who states trafficking of Mauritanian women did not exist and trafficking to Saudi Arabia was not possible because there was a government law that required women to travel with a male family member.
For a problem that supposedly doesn’t exist, the stakes sure are high for activists like Mint El Moctar, who warned that “she has received death threats for pushing the issue. She has been accused of being a liar, a madwoman, and a traitor who damages Mauritania’s reputation.”
More broadly, Mint El Moctar reported that young girls in Mauriatania who were not trafficked out of the country faced other problems no less upsetting. She
expressed concern about a recent surge in child marriages in Mauritania…According to Mint El Moctar, early marriages expose young girls to domestic violence, domestic servitude, and endangers their health. She introduced PolOff to a pregnant twelve-year-old girl who had already been married for three year s and regularly beaten by her husband.
After the meeting, Hankins followed up by verifying the child’s claims with another human rights NGO representative, who also reported that “one of her clients was a twelve-year-old who almost died in childbirth.”
Mint El Moctar argued that families pressing their daughters into early marriage were driven by fears of pre-marital sex or worries about the possibility of rape. As Hankins notes,
rape is a generalized problem in Mauritania that receives no government attention. Zeinebou Mint Taleb Moussa, president of the Mauritanian Association for the Health of Mother and Child (AMSME), said that in 2008 the center she supervises—the only one providing services to victims of rape in Mauritania—received 304 victims. She stated that most victims do not seek help. The week of April 1, a center volunteer was raped and threatened for her affiliation to the center.
Even as the Mauritanian government willfully ignored these violations of women’s rights, transnational advocacy groups and their partners at the United Nations were fully aware of what was going on. Yet sadly, the cable reports that UNICEF officials made clear to the embassy that “they do not have the resources to take concrete actions,” and “requested United States funds to help accelerate actions against child trafficking in Mauritania.” It’s not immediately evident what their idea of action might look like, but if their other tentative plan—“to approach this issue in its next national study”—is any indication, there’s much to be desired.
Hankins closes the cable with the observation that
trafficking, the corollary of poverty and traditional practices harmful to women, is one of many taboos in Mauritanian society. NGOs like Mint El Moctar’s wage a lone battle without resources or recognition…As the United States seeks to support democratic forces in Mauritania, it should put emphasis on increasing these NGO’s capacity to denounce and fight human rights abuses as well as provide support to victims. With their “in your face approach” towards the government, their capacity to undertake concrete actions and mobilize the population at the grassroots level, and their desire to fight against all odds for a more democratic society—even at the expense of their reputation and personal safety—human rights activists like Mint El Moctar are among our best partners in democracy.

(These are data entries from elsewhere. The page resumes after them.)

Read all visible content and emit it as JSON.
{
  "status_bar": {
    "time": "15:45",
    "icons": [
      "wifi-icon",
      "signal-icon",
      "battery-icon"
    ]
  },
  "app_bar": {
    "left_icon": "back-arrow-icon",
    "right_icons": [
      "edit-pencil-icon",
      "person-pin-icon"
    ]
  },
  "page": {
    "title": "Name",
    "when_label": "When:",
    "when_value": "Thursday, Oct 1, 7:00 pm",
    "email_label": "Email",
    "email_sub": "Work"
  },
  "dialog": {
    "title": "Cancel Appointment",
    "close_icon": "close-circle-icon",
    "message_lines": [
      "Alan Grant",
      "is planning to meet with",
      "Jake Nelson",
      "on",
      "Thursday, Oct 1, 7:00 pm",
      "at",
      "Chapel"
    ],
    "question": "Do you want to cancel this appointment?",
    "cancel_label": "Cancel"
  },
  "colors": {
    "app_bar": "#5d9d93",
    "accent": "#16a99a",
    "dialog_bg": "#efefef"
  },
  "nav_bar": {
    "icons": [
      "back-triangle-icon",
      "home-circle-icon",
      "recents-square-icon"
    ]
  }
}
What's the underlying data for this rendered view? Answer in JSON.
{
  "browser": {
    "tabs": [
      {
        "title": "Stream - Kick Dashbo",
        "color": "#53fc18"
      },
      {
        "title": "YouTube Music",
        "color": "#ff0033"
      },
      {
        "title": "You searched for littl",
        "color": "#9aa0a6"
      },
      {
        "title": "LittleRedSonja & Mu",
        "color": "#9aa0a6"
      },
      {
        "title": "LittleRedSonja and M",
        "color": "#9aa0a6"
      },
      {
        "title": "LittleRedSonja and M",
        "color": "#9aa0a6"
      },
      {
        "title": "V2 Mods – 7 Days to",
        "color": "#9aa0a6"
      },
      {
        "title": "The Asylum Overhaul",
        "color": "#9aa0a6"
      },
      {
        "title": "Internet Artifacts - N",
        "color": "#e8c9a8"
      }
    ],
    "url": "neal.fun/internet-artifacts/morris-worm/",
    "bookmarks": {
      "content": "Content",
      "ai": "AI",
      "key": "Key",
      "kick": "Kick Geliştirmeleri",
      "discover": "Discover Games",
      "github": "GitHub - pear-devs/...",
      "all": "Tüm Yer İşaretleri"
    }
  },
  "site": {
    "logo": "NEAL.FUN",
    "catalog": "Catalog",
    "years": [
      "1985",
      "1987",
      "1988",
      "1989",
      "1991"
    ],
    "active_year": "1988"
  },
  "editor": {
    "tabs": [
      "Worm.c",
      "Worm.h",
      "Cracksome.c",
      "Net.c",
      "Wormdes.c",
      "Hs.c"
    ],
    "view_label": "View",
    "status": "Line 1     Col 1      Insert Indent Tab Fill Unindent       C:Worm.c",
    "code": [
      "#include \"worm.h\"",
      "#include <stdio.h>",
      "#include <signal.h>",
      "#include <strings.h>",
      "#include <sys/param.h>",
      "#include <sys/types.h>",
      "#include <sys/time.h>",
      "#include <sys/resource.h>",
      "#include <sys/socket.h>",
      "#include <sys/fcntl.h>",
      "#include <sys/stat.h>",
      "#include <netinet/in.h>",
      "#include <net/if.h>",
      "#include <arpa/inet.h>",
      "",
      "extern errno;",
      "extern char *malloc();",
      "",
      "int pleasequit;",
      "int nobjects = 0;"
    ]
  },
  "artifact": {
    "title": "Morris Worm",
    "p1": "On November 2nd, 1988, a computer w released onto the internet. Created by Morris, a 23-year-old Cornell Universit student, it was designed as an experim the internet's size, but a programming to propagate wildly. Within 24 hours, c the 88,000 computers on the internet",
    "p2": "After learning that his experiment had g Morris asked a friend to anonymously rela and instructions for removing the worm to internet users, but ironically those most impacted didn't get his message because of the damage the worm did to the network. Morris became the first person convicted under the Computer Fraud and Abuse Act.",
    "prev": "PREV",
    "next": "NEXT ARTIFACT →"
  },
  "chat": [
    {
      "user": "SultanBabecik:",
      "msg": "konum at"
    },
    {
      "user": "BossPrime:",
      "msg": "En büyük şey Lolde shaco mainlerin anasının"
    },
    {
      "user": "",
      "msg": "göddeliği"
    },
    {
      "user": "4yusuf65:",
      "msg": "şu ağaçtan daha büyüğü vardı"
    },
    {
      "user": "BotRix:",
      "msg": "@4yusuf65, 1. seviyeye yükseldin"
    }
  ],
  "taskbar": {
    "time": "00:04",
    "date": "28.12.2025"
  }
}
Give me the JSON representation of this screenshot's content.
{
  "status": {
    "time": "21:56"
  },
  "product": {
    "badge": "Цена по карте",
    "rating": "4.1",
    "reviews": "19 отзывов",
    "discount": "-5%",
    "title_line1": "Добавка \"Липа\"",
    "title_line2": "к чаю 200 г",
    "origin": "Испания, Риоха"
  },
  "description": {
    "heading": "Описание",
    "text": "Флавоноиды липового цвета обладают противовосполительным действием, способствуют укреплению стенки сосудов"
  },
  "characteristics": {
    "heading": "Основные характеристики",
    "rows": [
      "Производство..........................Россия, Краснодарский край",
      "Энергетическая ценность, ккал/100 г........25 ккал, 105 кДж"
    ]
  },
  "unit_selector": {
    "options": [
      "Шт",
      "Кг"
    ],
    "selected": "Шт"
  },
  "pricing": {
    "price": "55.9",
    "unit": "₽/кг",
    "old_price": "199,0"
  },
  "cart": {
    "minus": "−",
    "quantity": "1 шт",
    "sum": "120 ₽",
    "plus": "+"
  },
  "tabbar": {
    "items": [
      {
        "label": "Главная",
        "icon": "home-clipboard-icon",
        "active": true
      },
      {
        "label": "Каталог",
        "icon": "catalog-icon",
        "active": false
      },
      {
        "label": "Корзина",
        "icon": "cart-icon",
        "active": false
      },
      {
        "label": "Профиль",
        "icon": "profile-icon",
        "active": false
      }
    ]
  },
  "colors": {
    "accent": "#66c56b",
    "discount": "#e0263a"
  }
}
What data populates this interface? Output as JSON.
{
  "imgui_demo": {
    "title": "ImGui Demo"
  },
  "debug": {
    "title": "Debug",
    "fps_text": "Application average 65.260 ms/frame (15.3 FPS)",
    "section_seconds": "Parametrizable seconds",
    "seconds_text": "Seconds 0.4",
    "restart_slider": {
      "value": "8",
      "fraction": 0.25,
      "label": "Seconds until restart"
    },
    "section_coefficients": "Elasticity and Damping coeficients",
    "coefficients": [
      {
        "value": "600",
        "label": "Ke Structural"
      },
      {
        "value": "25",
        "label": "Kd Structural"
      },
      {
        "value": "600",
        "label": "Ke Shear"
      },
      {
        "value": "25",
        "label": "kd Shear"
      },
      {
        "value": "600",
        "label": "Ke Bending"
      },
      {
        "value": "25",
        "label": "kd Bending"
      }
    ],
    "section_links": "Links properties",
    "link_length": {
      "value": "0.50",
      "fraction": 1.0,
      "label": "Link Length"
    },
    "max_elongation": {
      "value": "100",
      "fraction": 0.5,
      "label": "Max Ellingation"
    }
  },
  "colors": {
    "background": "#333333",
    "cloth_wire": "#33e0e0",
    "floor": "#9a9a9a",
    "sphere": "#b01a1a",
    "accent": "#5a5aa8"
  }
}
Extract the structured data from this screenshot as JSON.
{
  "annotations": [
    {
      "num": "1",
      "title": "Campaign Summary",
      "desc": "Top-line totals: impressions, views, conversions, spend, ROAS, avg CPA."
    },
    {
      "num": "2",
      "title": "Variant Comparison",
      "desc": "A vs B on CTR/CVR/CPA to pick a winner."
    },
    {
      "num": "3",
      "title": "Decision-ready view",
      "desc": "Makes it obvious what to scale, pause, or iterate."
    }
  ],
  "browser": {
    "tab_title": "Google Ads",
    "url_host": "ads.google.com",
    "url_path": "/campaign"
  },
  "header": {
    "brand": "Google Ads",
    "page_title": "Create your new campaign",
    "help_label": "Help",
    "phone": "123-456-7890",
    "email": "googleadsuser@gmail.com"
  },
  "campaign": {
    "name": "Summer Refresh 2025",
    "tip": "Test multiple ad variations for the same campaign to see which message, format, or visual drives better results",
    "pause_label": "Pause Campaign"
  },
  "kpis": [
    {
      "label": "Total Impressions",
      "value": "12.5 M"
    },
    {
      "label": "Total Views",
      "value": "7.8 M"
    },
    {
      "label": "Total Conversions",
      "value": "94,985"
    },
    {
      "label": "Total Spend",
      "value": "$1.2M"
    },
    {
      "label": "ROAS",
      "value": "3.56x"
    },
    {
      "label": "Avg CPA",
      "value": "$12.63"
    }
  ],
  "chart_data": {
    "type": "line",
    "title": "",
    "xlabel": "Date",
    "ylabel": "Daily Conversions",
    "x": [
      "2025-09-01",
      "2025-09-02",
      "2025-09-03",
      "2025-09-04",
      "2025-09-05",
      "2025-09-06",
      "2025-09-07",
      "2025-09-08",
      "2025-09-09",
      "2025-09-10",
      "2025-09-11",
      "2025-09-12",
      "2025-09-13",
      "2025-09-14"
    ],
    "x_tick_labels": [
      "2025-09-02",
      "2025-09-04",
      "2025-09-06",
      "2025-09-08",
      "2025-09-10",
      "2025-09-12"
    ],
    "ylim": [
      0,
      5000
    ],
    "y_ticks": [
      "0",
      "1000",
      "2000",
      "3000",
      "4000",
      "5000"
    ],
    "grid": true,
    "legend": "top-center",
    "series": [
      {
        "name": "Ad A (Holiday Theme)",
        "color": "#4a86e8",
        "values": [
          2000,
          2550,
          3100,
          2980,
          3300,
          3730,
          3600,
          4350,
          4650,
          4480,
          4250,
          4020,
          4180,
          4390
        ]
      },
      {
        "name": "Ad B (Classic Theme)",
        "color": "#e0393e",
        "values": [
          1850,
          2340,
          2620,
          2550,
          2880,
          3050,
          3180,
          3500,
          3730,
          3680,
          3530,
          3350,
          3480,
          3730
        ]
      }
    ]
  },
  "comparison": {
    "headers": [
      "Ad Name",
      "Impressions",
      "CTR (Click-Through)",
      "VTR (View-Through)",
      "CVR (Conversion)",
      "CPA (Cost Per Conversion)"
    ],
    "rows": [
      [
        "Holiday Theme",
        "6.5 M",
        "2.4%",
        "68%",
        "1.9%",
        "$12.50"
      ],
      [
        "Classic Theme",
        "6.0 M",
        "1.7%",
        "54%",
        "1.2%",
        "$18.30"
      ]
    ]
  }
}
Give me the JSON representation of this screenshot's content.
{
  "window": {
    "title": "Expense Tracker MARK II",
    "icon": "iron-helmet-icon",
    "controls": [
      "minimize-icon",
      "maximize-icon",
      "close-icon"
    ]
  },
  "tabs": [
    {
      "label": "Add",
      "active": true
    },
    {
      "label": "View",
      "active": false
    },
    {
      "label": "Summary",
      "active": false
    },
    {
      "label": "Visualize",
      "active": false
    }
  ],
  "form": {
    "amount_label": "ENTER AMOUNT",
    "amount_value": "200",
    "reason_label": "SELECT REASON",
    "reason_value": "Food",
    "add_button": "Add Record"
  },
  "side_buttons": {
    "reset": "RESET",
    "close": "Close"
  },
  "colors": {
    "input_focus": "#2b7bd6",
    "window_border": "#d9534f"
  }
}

Hankins’ recommendations did not go unheeded. In June 2010, Mint El Moctar and other activists dedicated to ending the trade in human trafficking were recognized by Secretary of State Hillary Clinton for their courageous work. And to be sure, it has been impactful. The government of Mauritania now officially recognizes child trafficking as a public problem demanding emergency attention. At the same time, words have not been met with deeds. According to the US State Department’s 2010 annual report on human trafficking, Mauritania has not made any significant efforts to combat the phenomenon within its borders since 2009, inhabiting the exclusive basement tier in a worldwide ranking of countries fighting the trade in people.